Their work has been featured or experienced at The Kennedy Center, Springboard Danse Montreal, The MoMA, The Carnegie Museum of Art, Place Des Arts, Université du Québec à Montréal, Dance Place, The VIA Festival, The Andy Warhol Museum, Kahlon, theCURRENTSESSIONS, Honcho (PGH), Hot Mass, The Pittsburgh Biennial, BAAD!, Triskelion Arts, Usine C, The New Hazlett Theater, Kelly-Strayhorn Theater's NewMoves Contemporary Dance Festival and more. They have facilitated workshops at The Carnegie Museum of Art, Sidra Bell Dance New York MODULE, Gibney, Peridance, Painted Bride Arts Center, BAX, The Mattress Factory, Slippery Rock University, Middlebury College, Point Park University, and Carnegie Mellon University. Anna and Taylor alongside David Bernabo are producers and curators of Lightlab Performance Series, a platform for experimental performance from 2013-2019.
slowdanger is one of Dance Magazine’s 2018 ‘25 to Watch’ , emerging choreographers for Springboard Danse Montreal 2018, guest artists at Movement Invention Project, and Sidra Bell's MODULE. They have been in residence at Sidra Bell Dance New York’s MODULE 2017-2020, PearlArts Studio’s Pearl Diving Movement Residency 2017, The Children’s Museum of Pittsburgh’s F.I.N.E. Residency 2016, The New Hazlett Theater’s CSA Series 2016, City Theatre’s Belfry Artist Series 2016, The Kelly Strayhorn Theater’s FreshWorks Residency 2015 and more. In 2019, they were Creatives in Residence at The Frank-Ratchye STUDIO for Creative Inquiry at Carnegie Mellon University and Performers in Residence at the Carnegie Museum of Art. Since 2020, anna and taylor have been Adjunct Professors of Dance at Point Park University Conservatory of Performing Arts. In 2021 they debuted for shadowing for the Kennedy Center as a part of their Arts Across America Digital Stage, and far field for the Kennedy Center as a part of LENS. Recently, anna and taylor choreographed and played roles in The Happiest Man II film Directed by Sofia Caetano, shot on location in the Azores, Portugal. Currently, slowdanger is Artist in Residence at the Clarice Smith Performing Arts Center at the University of Maryland.

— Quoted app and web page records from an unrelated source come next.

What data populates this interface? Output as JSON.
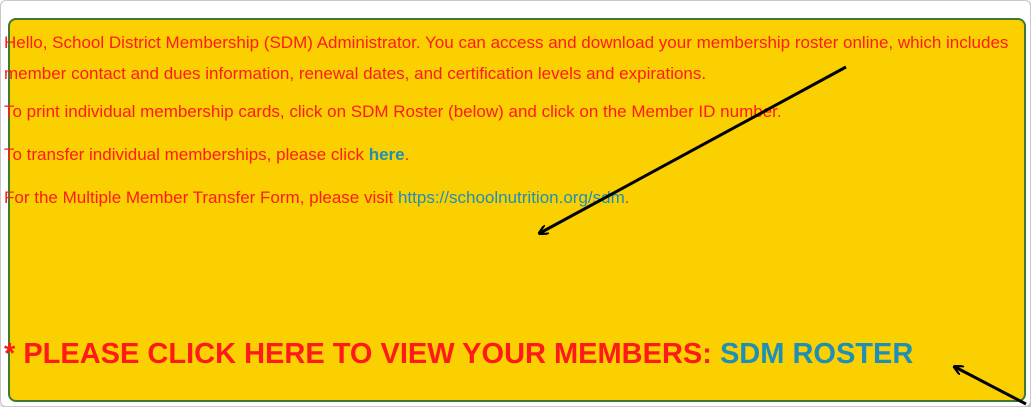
{
  "notice": {
    "intro": "Hello, School District Membership (SDM) Administrator. You can access and download your membership roster online, which includes member contact and dues information, renewal dates, and certification levels and expirations.",
    "print_cards": "To print individual membership cards, click on SDM Roster (below) and click on the Member ID number.",
    "transfer_prefix": "To transfer individual memberships, please click ",
    "transfer_link": "here",
    "transfer_suffix": ".",
    "multi_prefix": "For the Multiple Member Transfer Form, please visit ",
    "multi_link": "https://schoolnutrition.org/sdm",
    "multi_suffix": ".",
    "cta_prefix": "* PLEASE CLICK HERE TO VIEW YOUR MEMBERS: ",
    "cta_link": "SDM ROSTER"
  },
  "colors": {
    "panel_background": "#fbd000",
    "panel_border": "#3e7a2f",
    "text": "#ff1a1a",
    "link": "#1f8fb5",
    "arrow": "#000000"
  },
  "annotations": [
    {
      "name": "arrow-to-here-link",
      "icon": "arrow-icon"
    },
    {
      "name": "arrow-to-sdm-roster",
      "icon": "arrow-icon"
    }
  ]
}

Their work has been supported by The Foundation for Contemporary Arts, NPN Creation Fund, The Heinz Endowments/Pittsburgh Foundation Investing in Professional Artists Award, The Mid Atlantic Arts Foundation Special Presenters Initiative with Dance Place, The Opportunity Fund, The Pittsburgh Foundation Andrew W. Mellon Grant, The PNC Charitable Trusts and The Heinz Endowments Small Arts Initiative.